(What you have to do) Look for the word "page". Copy every line of the listing where it occurs.

(Information)
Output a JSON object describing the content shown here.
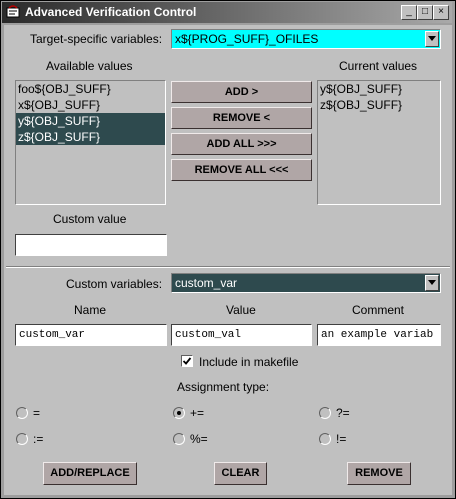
{
  "window": {
    "title": "Advanced Verification Control",
    "controls": {
      "minimize": "_",
      "maximize": "□",
      "close": "×"
    }
  },
  "target": {
    "label": "Target-specific variables:",
    "selected": "x${PROG_SUFF}_OFILES",
    "highlight_color": "#00ffff"
  },
  "available": {
    "label": "Available values",
    "items": [
      "foo${OBJ_SUFF}",
      "x${OBJ_SUFF}",
      "y${OBJ_SUFF}",
      "z${OBJ_SUFF}"
    ]
  },
  "current": {
    "label": "Current values",
    "items": [
      "y${OBJ_SUFF}",
      "z${OBJ_SUFF}"
    ]
  },
  "buttons": {
    "add": "ADD >",
    "remove": "REMOVE <",
    "add_all": "ADD ALL >>>",
    "remove_all": "REMOVE ALL <<<"
  },
  "custom_value": {
    "label": "Custom value",
    "value": ""
  },
  "custom_vars": {
    "label": "Custom variables:",
    "selected": "custom_var",
    "selected_color": "#2e4a4e"
  },
  "fields": {
    "name_label": "Name",
    "value_label": "Value",
    "comment_label": "Comment",
    "name": "custom_var",
    "value": "custom_val",
    "comment": "an example variab"
  },
  "include": {
    "label": "Include in makefile",
    "checked": true
  },
  "assignment": {
    "label": "Assignment type:",
    "options": [
      "=",
      "+=",
      "?=",
      ":=",
      "%=",
      "!="
    ],
    "selected": "+="
  },
  "actions": {
    "add_replace": "ADD/REPLACE",
    "clear": "CLEAR",
    "remove": "REMOVE"
  }
}
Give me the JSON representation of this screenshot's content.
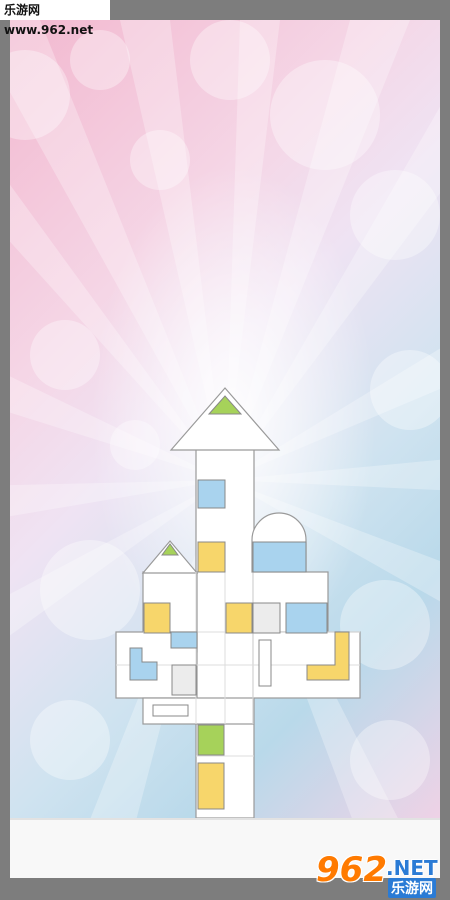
{
  "watermark_top": "乐游网 www.962.net",
  "watermark_bottom": {
    "number": "962",
    "suffix": ".NET",
    "cn": "乐游网"
  },
  "colors": {
    "block_white": "#ffffff",
    "block_blue": "#a9d3ee",
    "block_yellow": "#f7d66b",
    "block_green": "#a6d25a",
    "block_gray": "#ececec",
    "outline": "#9a9a9a"
  }
}
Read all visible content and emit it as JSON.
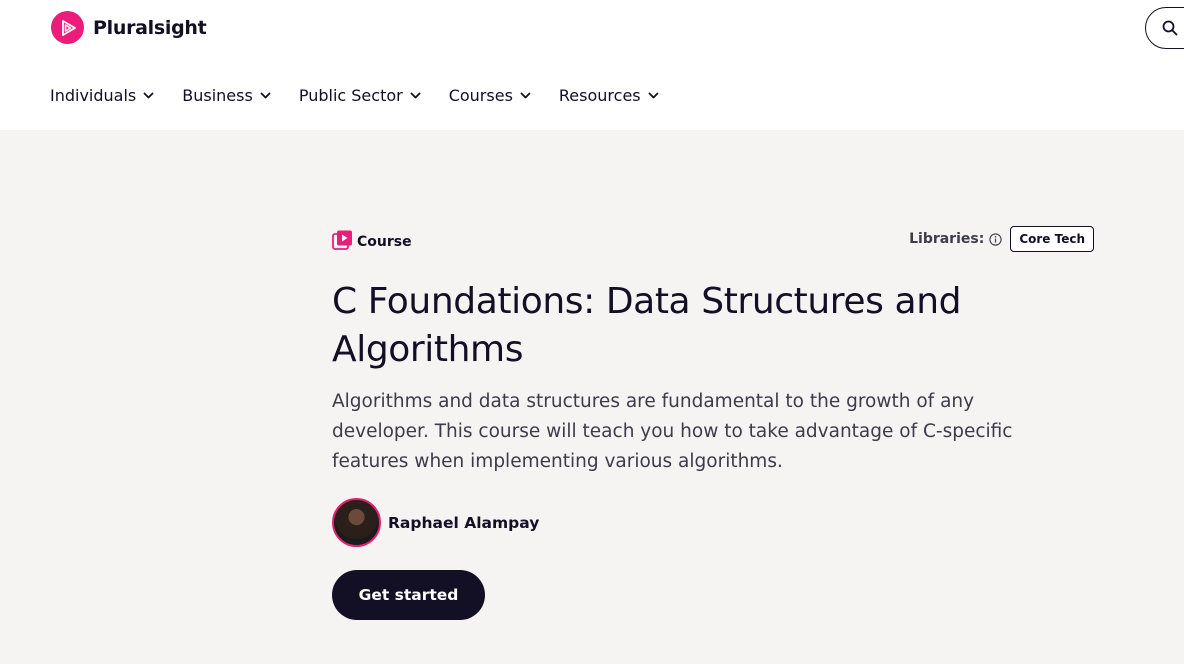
{
  "brand": {
    "name": "Pluralsight",
    "accent_color": "#ec1c7a",
    "logo_icon": "pluralsight-play-logo"
  },
  "nav": {
    "items": [
      {
        "label": "Individuals"
      },
      {
        "label": "Business"
      },
      {
        "label": "Public Sector"
      },
      {
        "label": "Courses"
      },
      {
        "label": "Resources"
      }
    ],
    "search_icon": "search-icon"
  },
  "course": {
    "type_label": "Course",
    "libraries_label": "Libraries:",
    "library_badge": "Core Tech",
    "title": "C Foundations: Data Structures and Algorithms",
    "description": "Algorithms and data structures are fundamental to the growth of any developer. This course will teach you how to take advantage of C-specific features when implementing various algorithms.",
    "author": "Raphael Alampay",
    "cta_label": "Get started"
  }
}
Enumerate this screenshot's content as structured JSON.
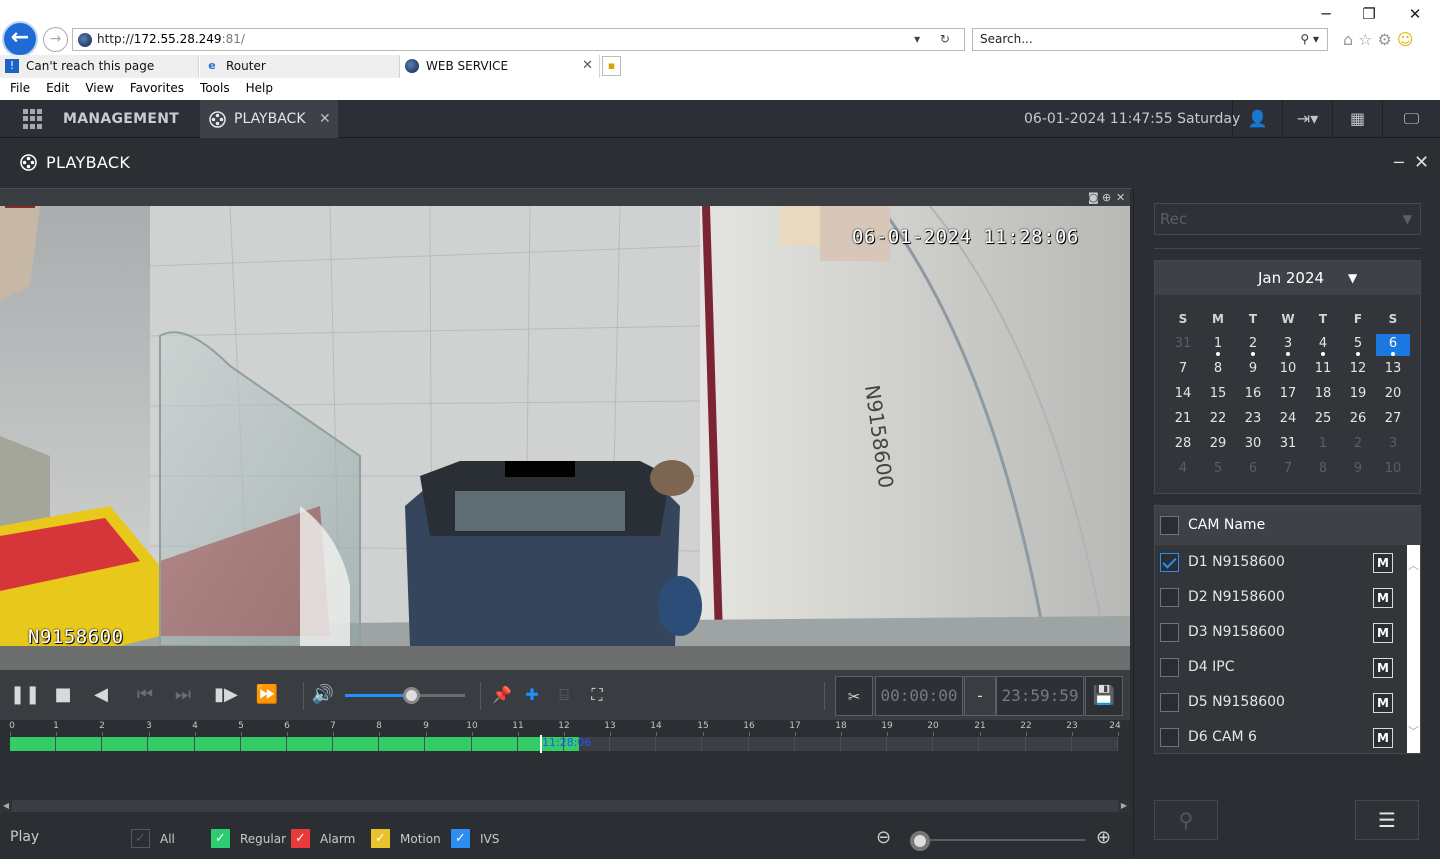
{
  "browser": {
    "window_controls": [
      "─",
      "❐",
      "✕"
    ],
    "address": {
      "url_prefix": "http://",
      "url_host": "172.55.28.249",
      "url_port": ":81/",
      "tools": "▾ ↻"
    },
    "search": {
      "placeholder": "Search...",
      "icon": "⚲ ▾"
    },
    "tabs": [
      {
        "label": "Can't reach this page",
        "icon": "error-page-icon"
      },
      {
        "label": "Router",
        "icon": "ie-icon"
      },
      {
        "label": "WEB SERVICE",
        "icon": "globe-icon",
        "close": "✕"
      }
    ],
    "menu": [
      "File",
      "Edit",
      "View",
      "Favorites",
      "Tools",
      "Help"
    ]
  },
  "nav": {
    "management": "MANAGEMENT",
    "playback_tab": "PLAYBACK",
    "playback_close": "✕",
    "datetime": "06-01-2024 11:47:55 Saturday",
    "icons": [
      "user-icon",
      "logout-icon",
      "qr-icon",
      "monitor-icon"
    ]
  },
  "subheader": {
    "title": "PLAYBACK",
    "min": "─",
    "close": "✕"
  },
  "video": {
    "osd_time": "06-01-2024 11:28:06",
    "osd_name": "N9158600",
    "scene_text": "N9158600"
  },
  "controls": {
    "volume_percent": 55,
    "clip_start": "00:00:00",
    "clip_dash": "-",
    "clip_end": "23:59:59"
  },
  "timeline": {
    "hours": [
      "0",
      "1",
      "2",
      "3",
      "4",
      "5",
      "6",
      "7",
      "8",
      "9",
      "10",
      "11",
      "12",
      "13",
      "14",
      "15",
      "16",
      "17",
      "18",
      "19",
      "20",
      "21",
      "22",
      "23",
      "24"
    ],
    "recorded_until_hour": 11.5,
    "cursor_hour": 11.47,
    "cursor_label": "11:28:06"
  },
  "legend": {
    "play_label": "Play",
    "items": [
      {
        "label": "All",
        "color": "#2b2e33",
        "checked": false
      },
      {
        "label": "Regular",
        "color": "#2ecc71",
        "checked": true
      },
      {
        "label": "Alarm",
        "color": "#e83a3a",
        "checked": true
      },
      {
        "label": "Motion",
        "color": "#e8c22a",
        "checked": true
      },
      {
        "label": "IVS",
        "color": "#2b8ef0",
        "checked": true
      }
    ],
    "zoom_out": "⊖",
    "zoom_in": "⊕"
  },
  "sidebar": {
    "record_type": "Rec",
    "calendar": {
      "month_label": "Jan 2024",
      "dow": [
        "S",
        "M",
        "T",
        "W",
        "T",
        "F",
        "S"
      ],
      "weeks": [
        [
          {
            "d": "31",
            "dim": true
          },
          {
            "d": "1",
            "rec": true
          },
          {
            "d": "2",
            "rec": true
          },
          {
            "d": "3",
            "rec": true
          },
          {
            "d": "4",
            "rec": true
          },
          {
            "d": "5",
            "rec": true
          },
          {
            "d": "6",
            "rec": true,
            "sel": true
          }
        ],
        [
          {
            "d": "7"
          },
          {
            "d": "8"
          },
          {
            "d": "9"
          },
          {
            "d": "10"
          },
          {
            "d": "11"
          },
          {
            "d": "12"
          },
          {
            "d": "13"
          }
        ],
        [
          {
            "d": "14"
          },
          {
            "d": "15"
          },
          {
            "d": "16"
          },
          {
            "d": "17"
          },
          {
            "d": "18"
          },
          {
            "d": "19"
          },
          {
            "d": "20"
          }
        ],
        [
          {
            "d": "21"
          },
          {
            "d": "22"
          },
          {
            "d": "23"
          },
          {
            "d": "24"
          },
          {
            "d": "25"
          },
          {
            "d": "26"
          },
          {
            "d": "27"
          }
        ],
        [
          {
            "d": "28"
          },
          {
            "d": "29"
          },
          {
            "d": "30"
          },
          {
            "d": "31"
          },
          {
            "d": "1",
            "dim": true
          },
          {
            "d": "2",
            "dim": true
          },
          {
            "d": "3",
            "dim": true
          }
        ],
        [
          {
            "d": "4",
            "dim": true
          },
          {
            "d": "5",
            "dim": true
          },
          {
            "d": "6",
            "dim": true
          },
          {
            "d": "7",
            "dim": true
          },
          {
            "d": "8",
            "dim": true
          },
          {
            "d": "9",
            "dim": true
          },
          {
            "d": "10",
            "dim": true
          }
        ]
      ]
    },
    "cam_header": "CAM Name",
    "cams": [
      {
        "name": "D1 N9158600",
        "checked": true
      },
      {
        "name": "D2 N9158600",
        "checked": false
      },
      {
        "name": "D3 N9158600",
        "checked": false
      },
      {
        "name": "D4 IPC",
        "checked": false
      },
      {
        "name": "D5 N9158600",
        "checked": false
      },
      {
        "name": "D6 CAM 6",
        "checked": false
      }
    ],
    "cam_m_label": "M"
  },
  "colors": {
    "accent": "#1b78e0",
    "record_green": "#33cc66",
    "panel": "#2b2e33"
  }
}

(Solution to this problem)
        "label": "Can't reach this page",
        "icon": "error-page-icon"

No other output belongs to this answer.